This is a response to MECO’s announcement, which you can read by clicking here.
Earlier this week Maui Electric (MECO) announced they had signed a Power Purchase Agreement with Molokai New Energy Partners which is a project entity for Half Moon Ventures (HMV). The release was somewhat misleading as it failed to mention Half Moon Ventures who is the company that has been working on this project.
Although there is a lot of talk from HMV and MECO on ‘a community process’ for this project, we are yet to see a genuine community process on our island. A more exact definition of community-owned renewable energy or community energy (CE) refers to projects where a community group initiates, develops, operates and/or benefits from a renewable energy resource or energy efficiency initiative. There are many innovative models we can use for a more fairer distribution of the benefits from our clean energy transition. However, it needs to come from a process that has broad participation from the community of Molokai.
Although this project will help Molokai reach 100% renewable energy generation, it is unlikely to result in cheaper electricity or other community focused flow on benefits. It does not meet the standards of a CE project, in regards to process, community engagement, community ownership or benefit sharing.

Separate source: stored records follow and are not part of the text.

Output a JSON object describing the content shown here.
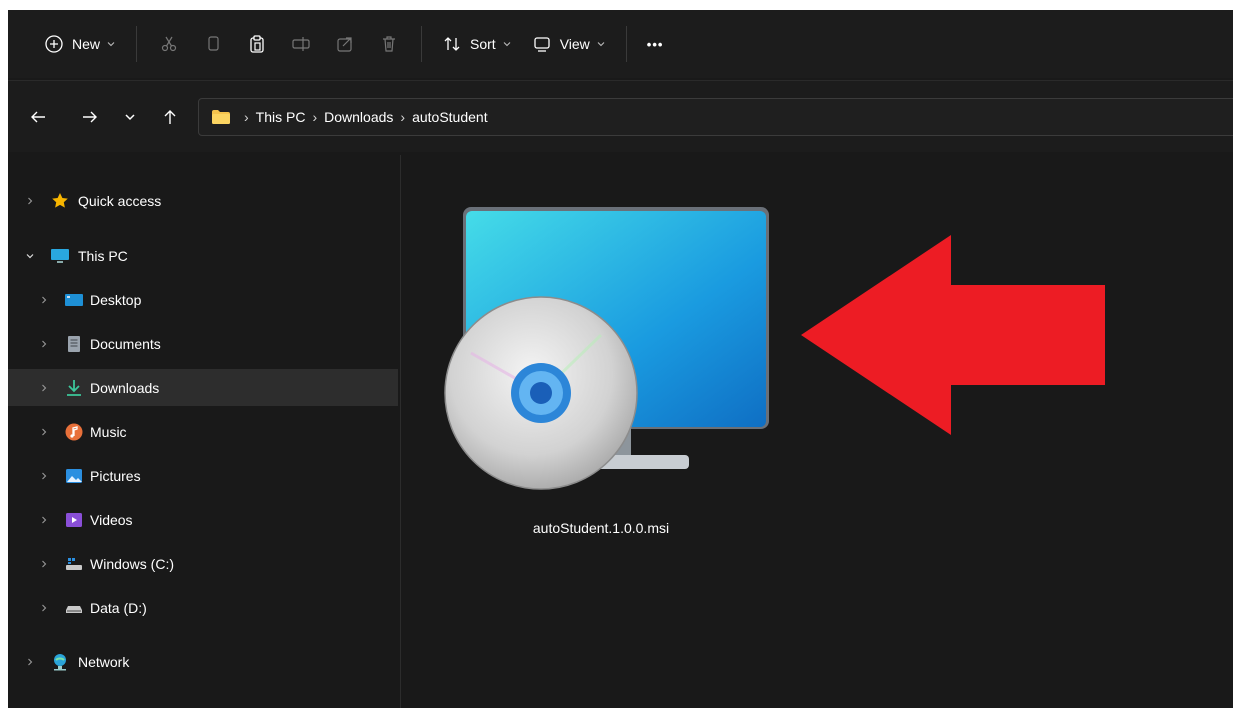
{
  "toolbar": {
    "new_label": "New",
    "sort_label": "Sort",
    "view_label": "View",
    "more_label": "•••"
  },
  "address": {
    "crumbs": [
      "This PC",
      "Downloads",
      "autoStudent"
    ]
  },
  "sidebar": {
    "items": [
      {
        "label": "Quick access",
        "icon": "star-icon"
      },
      {
        "label": "This PC",
        "icon": "pc-icon"
      },
      {
        "label": "Desktop",
        "icon": "desktop-icon"
      },
      {
        "label": "Documents",
        "icon": "documents-icon"
      },
      {
        "label": "Downloads",
        "icon": "downloads-icon"
      },
      {
        "label": "Music",
        "icon": "music-icon"
      },
      {
        "label": "Pictures",
        "icon": "pictures-icon"
      },
      {
        "label": "Videos",
        "icon": "videos-icon"
      },
      {
        "label": "Windows (C:)",
        "icon": "drive-c-icon"
      },
      {
        "label": "Data (D:)",
        "icon": "drive-d-icon"
      },
      {
        "label": "Network",
        "icon": "network-icon"
      }
    ],
    "selected": "Downloads"
  },
  "files": [
    {
      "name": "autoStudent.1.0.0.msi",
      "icon": "msi-installer-icon"
    }
  ],
  "colors": {
    "background": "#191919",
    "selection": "#2d2d2d",
    "annotation_arrow": "#ed1c24",
    "folder": "#f4c34d"
  }
}
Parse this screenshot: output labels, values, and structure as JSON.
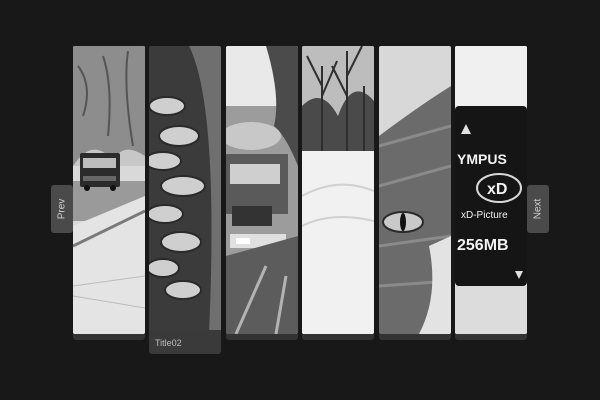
{
  "gallery": {
    "prev_label": "Prev",
    "next_label": "Next",
    "active_title": "Title02",
    "slides": [
      {
        "icon": "school-bus-snow-image"
      },
      {
        "icon": "pine-cone-image"
      },
      {
        "icon": "truck-image"
      },
      {
        "icon": "snowy-trees-image"
      },
      {
        "icon": "cat-eye-image"
      },
      {
        "icon": "memory-card-image",
        "card_brand": "YMPUS",
        "card_type": "xD-Picture",
        "card_logo": "xD",
        "card_size": "256MB"
      }
    ]
  }
}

The media statement of electricity charges to be reduced to 17c per kWh excludes the other relevant and urgent issue – that MECO has opened a Docket for a rate increase of 9% for Maui, Molokai, and Lanai.
Potential rate savings for the community may be offset by this very large increase to cover infrastructure upgrades the utility says it needs to allow the county to meet the goal of 100% renewables by 2045. There was a hearing on Tuesday where the PUC and the Consumer Advocate came to listen to testimony on the rate increase. Only three people testified: Sharon Suzuki, (in favor) Dean Nishima (neutral) and Fred Redell the County of Maui Energy Commissioner (opposed). The process is a long one and written testimony will also be accepted including any signed petitions our community choses to include. However, it is disappointing that this was not well communicated through community channels in Molokai at this early stage.
This is a confusing, convoluted and non-transparent process as MECO continues to insist on an outdated business model for our local energy supply. As a community we need transparency about what this model will genuinely deliver, then have a say on if that is acceptable, and an opportunity to present community ideas on how to enhance it.
Like me, I’m sure the broader Molokai community must feel overwhelmed. It can be too easy to fall into the “whatever, no matter to me” category. But it does matter. This should be an exciting transition, to a more aligned energy source, however, it must be tailored to our community.
We, the Molokai community, can use our collective power to create the type of structure, that can democratize energy and make it affordable and accessible for every one of our Molokai Ohana – from Keiki to Kupuna. This will be the true measure of our success. To do this we must have a united voice for a clear model that we want to see embedded into the proposed energy projects for Molokai.
To this end Sust `aina ble Molokai is hosting a meeting on Feb 19th with international visitors Søren Hermansen (Denmark), Taryn Lane (Australia) and Shota Furuya (Japan). All are from small, rural communities who have achieved community ownership and benefit sharing models to serve their communities. They will be here to share their stories and help interested Molokai community members to learn from their experiences so that we can use their lessons to shape our new narrative of what we want to see for a Molokai Community Energy Future that is uniquely ours. These local community organizers have made positive changes in their communities as well as more broadly across their countries and we are all looking forward to a passionate and engaged conversation!
Our process is transparent, we have made it an open meeting and we are inviting many other stakeholders have been including MECO, HMV, County of Maui. We need as many people as possible to come listen, learn, and find positive solutions to the risks we are facing if we don’t have a united voice. It is through this type of learning and meeting we can identify goals, strategies and timelines as a community to drive our island’s energy future. We shouldn’t just accept processes and projects imposed from commercial interests that aren’t meeting our needs as we head towards our goal of becoming a 100% resilient island.